- **WHAT IS NEEDED**:
Find the line that contains "What's the underlying" in the entries below. Restate it and every line after it, word for word, with no pictures.

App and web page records
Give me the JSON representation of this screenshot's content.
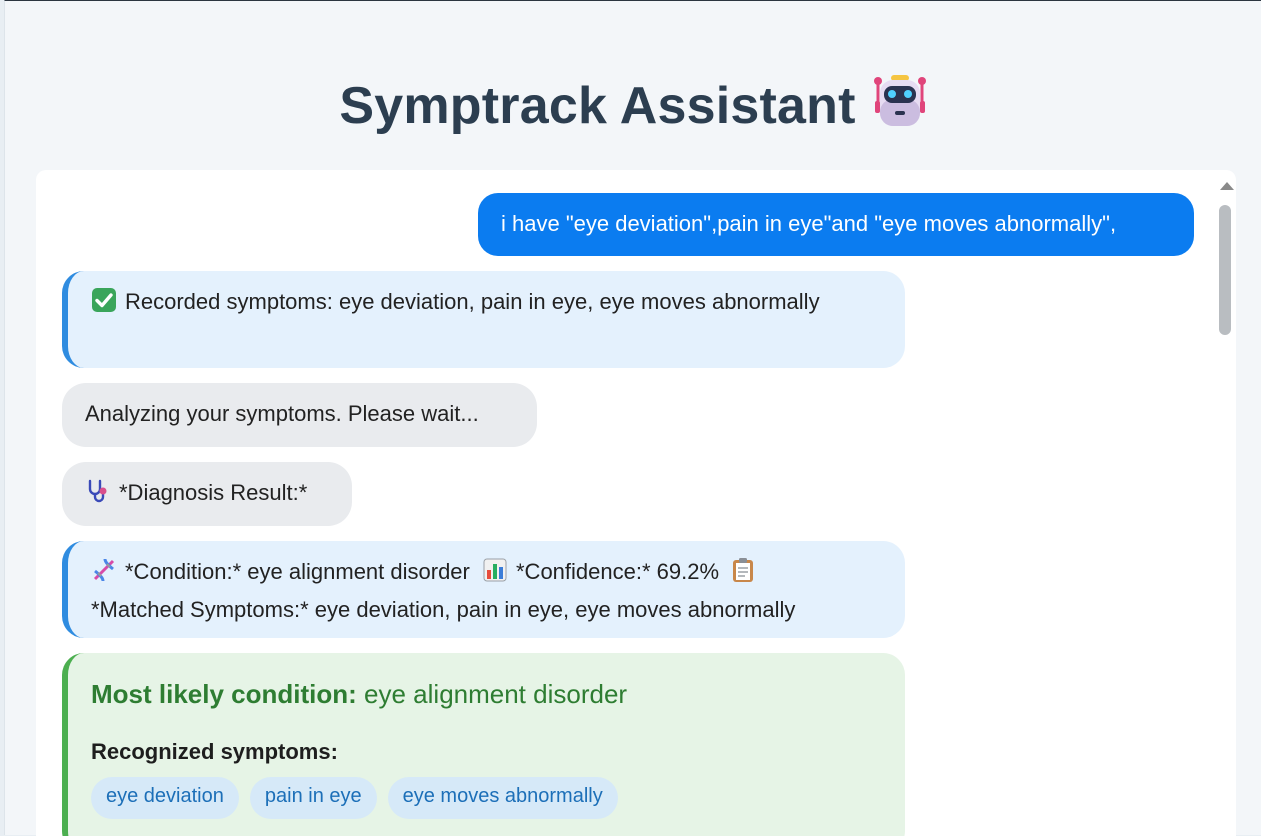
{
  "app": {
    "title": "Symptrack Assistant",
    "title_icon": "robot-icon"
  },
  "chat": {
    "user_message": "i have \"eye deviation\",pain in eye\"and \"eye moves abnormally\",",
    "recorded": {
      "icon": "check-mark-icon",
      "text": "Recorded symptoms: eye deviation, pain in eye, eye moves abnormally"
    },
    "analyzing": "Analyzing your symptoms. Please wait...",
    "diagnosis_header": {
      "icon": "stethoscope-icon",
      "text": "*Diagnosis Result:*"
    },
    "diagnosis_detail": {
      "condition_icon": "dna-icon",
      "condition_text": "*Condition:* eye alignment disorder",
      "confidence_icon": "bar-chart-icon",
      "confidence_text": "*Confidence:* 69.2%",
      "matched_icon": "clipboard-icon",
      "matched_text": "*Matched Symptoms:* eye deviation, pain in eye, eye moves abnormally"
    }
  },
  "result_card": {
    "likely_label": "Most likely condition:",
    "likely_value": "eye alignment disorder",
    "recognized_label": "Recognized symptoms:",
    "tags": [
      "eye deviation",
      "pain in eye",
      "eye moves abnormally"
    ]
  },
  "colors": {
    "user_bubble": "#0b7cf0",
    "bot_blue_bg": "#e4f1fd",
    "bot_blue_accent": "#2f8ce0",
    "bot_gray_bg": "#e9ebee",
    "result_bg": "#e6f4e6",
    "result_accent": "#4caf50",
    "result_title": "#2e7d32",
    "tag_bg": "#d6e9f8",
    "tag_text": "#1c6fb8"
  }
}
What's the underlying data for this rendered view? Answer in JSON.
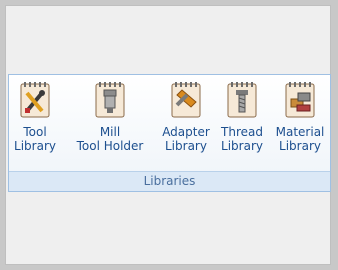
{
  "ribbon": {
    "group_label": "Libraries",
    "buttons": [
      {
        "line1": "Tool",
        "line2": "Library",
        "icon": "tool-library-icon"
      },
      {
        "line1": "Mill",
        "line2": "Tool Holder",
        "icon": "mill-tool-holder-icon"
      },
      {
        "line1": "Adapter",
        "line2": "Library",
        "icon": "adapter-library-icon"
      },
      {
        "line1": "Thread",
        "line2": "Library",
        "icon": "thread-library-icon"
      },
      {
        "line1": "Material",
        "line2": "Library",
        "icon": "material-library-icon"
      }
    ]
  }
}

- **WRITTEN ANSWER**:
What's the underlying data for this rendered view? Answer in JSON.
{
  "ribbon": {
    "group_label": "Libraries",
    "buttons": [
      {
        "line1": "Tool",
        "line2": "Library",
        "icon": "tool-library-icon"
      },
      {
        "line1": "Mill",
        "line2": "Tool Holder",
        "icon": "mill-tool-holder-icon"
      },
      {
        "line1": "Adapter",
        "line2": "Library",
        "icon": "adapter-library-icon"
      },
      {
        "line1": "Thread",
        "line2": "Library",
        "icon": "thread-library-icon"
      },
      {
        "line1": "Material",
        "line2": "Library",
        "icon": "material-library-icon"
      }
    ]
  }
}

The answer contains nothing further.